Reality TV World: You got rid of Michaela as revenge on Cirie since they were tight. Had Cirie's advantage mistake not played out, what would you have done with Michaela? What was your plan from that point on if she had stayed in the game?

Sarah Lacina: I don't know! I'm sorry, honestly, I can't answer that now just because so much has happened and it was so long ago. So much happened that I can't give you an honest answer on that.

I have no clue what my idea was for using it. I know we had something in the works, because I'm yelling at Cirie, "Now, I don't get to play it! I wanted to play it!" But at this point, I don't remember what I wanted to do with it.

Reality TV World: When there were six people left in the game, including Aubry, Cirie, and Tai, what would your ideal Final 3 have been?

Sarah Lacina: Well, it might not have been the smartest, but either -- I have to back up to six. Either I wanted Cirie, myself and Michaela, or some form of myself, Michaela and Troyzan. That kind of a situation. I definitely didn't want to go to the end with Brad -- not that I thought he could beat me, it's just he wasn't in any of my Final 3 [options] by choice. He just wins out and so we're forced to adapt to that.

Reality TV World: So if you had won that final Individual Immunity Challenge, do you think you would have taken Tai with you, instead of Brad, to the final Tribal Council?

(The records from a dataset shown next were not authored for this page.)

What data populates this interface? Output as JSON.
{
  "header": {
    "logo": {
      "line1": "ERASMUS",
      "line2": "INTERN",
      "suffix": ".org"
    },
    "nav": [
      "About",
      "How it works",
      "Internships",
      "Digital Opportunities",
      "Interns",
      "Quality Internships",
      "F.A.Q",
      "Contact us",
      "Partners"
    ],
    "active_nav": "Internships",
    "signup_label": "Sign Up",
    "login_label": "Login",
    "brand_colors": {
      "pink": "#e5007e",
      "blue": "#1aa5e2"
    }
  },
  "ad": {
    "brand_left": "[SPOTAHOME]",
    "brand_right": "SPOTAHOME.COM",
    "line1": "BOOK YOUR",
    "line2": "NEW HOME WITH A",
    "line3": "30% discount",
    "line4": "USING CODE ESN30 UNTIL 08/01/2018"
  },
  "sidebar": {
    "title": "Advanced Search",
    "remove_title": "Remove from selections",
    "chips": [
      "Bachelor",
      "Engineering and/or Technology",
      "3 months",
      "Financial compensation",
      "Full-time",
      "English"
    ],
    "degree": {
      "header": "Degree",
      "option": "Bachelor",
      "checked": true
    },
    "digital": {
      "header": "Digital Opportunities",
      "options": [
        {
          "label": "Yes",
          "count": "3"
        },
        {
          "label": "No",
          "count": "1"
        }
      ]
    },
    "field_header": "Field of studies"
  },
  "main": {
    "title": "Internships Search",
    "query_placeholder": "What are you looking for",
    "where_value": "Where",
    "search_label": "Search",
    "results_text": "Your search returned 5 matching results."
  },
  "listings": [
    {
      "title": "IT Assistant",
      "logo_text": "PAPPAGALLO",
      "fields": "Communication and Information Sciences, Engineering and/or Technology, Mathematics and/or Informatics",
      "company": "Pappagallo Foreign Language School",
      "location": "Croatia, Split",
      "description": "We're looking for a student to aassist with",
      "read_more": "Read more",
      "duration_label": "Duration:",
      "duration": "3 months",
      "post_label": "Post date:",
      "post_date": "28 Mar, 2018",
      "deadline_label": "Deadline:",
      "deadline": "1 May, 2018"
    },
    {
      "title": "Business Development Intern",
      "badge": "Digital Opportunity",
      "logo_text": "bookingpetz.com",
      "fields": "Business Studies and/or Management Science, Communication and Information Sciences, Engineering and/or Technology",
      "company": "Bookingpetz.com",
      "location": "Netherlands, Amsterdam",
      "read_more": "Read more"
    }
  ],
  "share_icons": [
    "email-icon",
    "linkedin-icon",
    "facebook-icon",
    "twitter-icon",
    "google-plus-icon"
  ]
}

Sarah Lacina: No. No, no. Because I think Tai can potentially beat me. I knew Brad wouldn't beat me. You know, Brad did a great job recovering from his last season where he really got a bad edit.

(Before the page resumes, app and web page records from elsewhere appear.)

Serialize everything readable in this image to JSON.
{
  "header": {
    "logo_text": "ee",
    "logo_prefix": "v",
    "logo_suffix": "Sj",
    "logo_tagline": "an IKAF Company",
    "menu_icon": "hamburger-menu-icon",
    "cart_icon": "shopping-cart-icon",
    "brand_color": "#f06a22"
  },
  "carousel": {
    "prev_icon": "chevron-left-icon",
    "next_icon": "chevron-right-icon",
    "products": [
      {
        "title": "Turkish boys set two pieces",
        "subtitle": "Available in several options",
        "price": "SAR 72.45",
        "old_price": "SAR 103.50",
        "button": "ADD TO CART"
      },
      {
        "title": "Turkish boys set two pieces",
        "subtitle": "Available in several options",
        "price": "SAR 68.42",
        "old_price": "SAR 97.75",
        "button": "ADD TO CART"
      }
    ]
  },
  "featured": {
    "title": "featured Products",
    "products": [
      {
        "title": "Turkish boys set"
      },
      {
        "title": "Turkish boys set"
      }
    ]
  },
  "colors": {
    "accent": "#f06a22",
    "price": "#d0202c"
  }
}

The problem is, last night, you got to see him get a similar edit that he got the first time, and that's really how he did talk to people. He was kind of bullying Tai and condescending and "you will give me your idol."

That's how he treated people, and on that same note, he did sit out of the merge feast, he would go fishing, he would gather firewood. He was a provider, but sometimes, he could be very condescending when he talks to people, and I just knew that he rubbed people completely the wrong way. And obviously I know Michaela doesn't like him.

And so, I don't know whom Tai was enemies with at that point. Aubry is over there sitting on the jury and Debbie is sitting on the jury. They were former players with him, so does he automatically get their votes? And I know [Ozzy Lusth] really liked Tai, so no, I'd still -- that's the Final 3: Brad, me and Troyzan, even if I win [the challenge].

Reality TV World: What do you plan to do with the money? And considering how difficult it was for you to leave your husband Wyatt and son Knox behind, would you ever want to play again?

Sarah Lacina: So no big plans. I think we're going to build a house, but we're just going to be smart with our money. I worked hard for it, so I don't want to just go blow it on nonsense stuff. So that's what we're looking towards, is a home.

And yeah, it was so hard leaving Wyatt and Knox at home that mentally it's just draining, and emotionally. As of right now, I have no desire to leave them again. But if the right opportunity presents itself, how do you say no? (Laughs) So, we'll just have to see.

To read the first half of Sarah's interview, click here. And be sure to check Reality TV World's Survivor: Game Changers webpage for more of our exclusive interviews with the season's Final 6 castaways.


About The Author: Elizabeth Kwiatkowski
Elizabeth Kwiatkowski is Associate Editor of Reality TV World and has been covering the reality TV genre for more than a decade.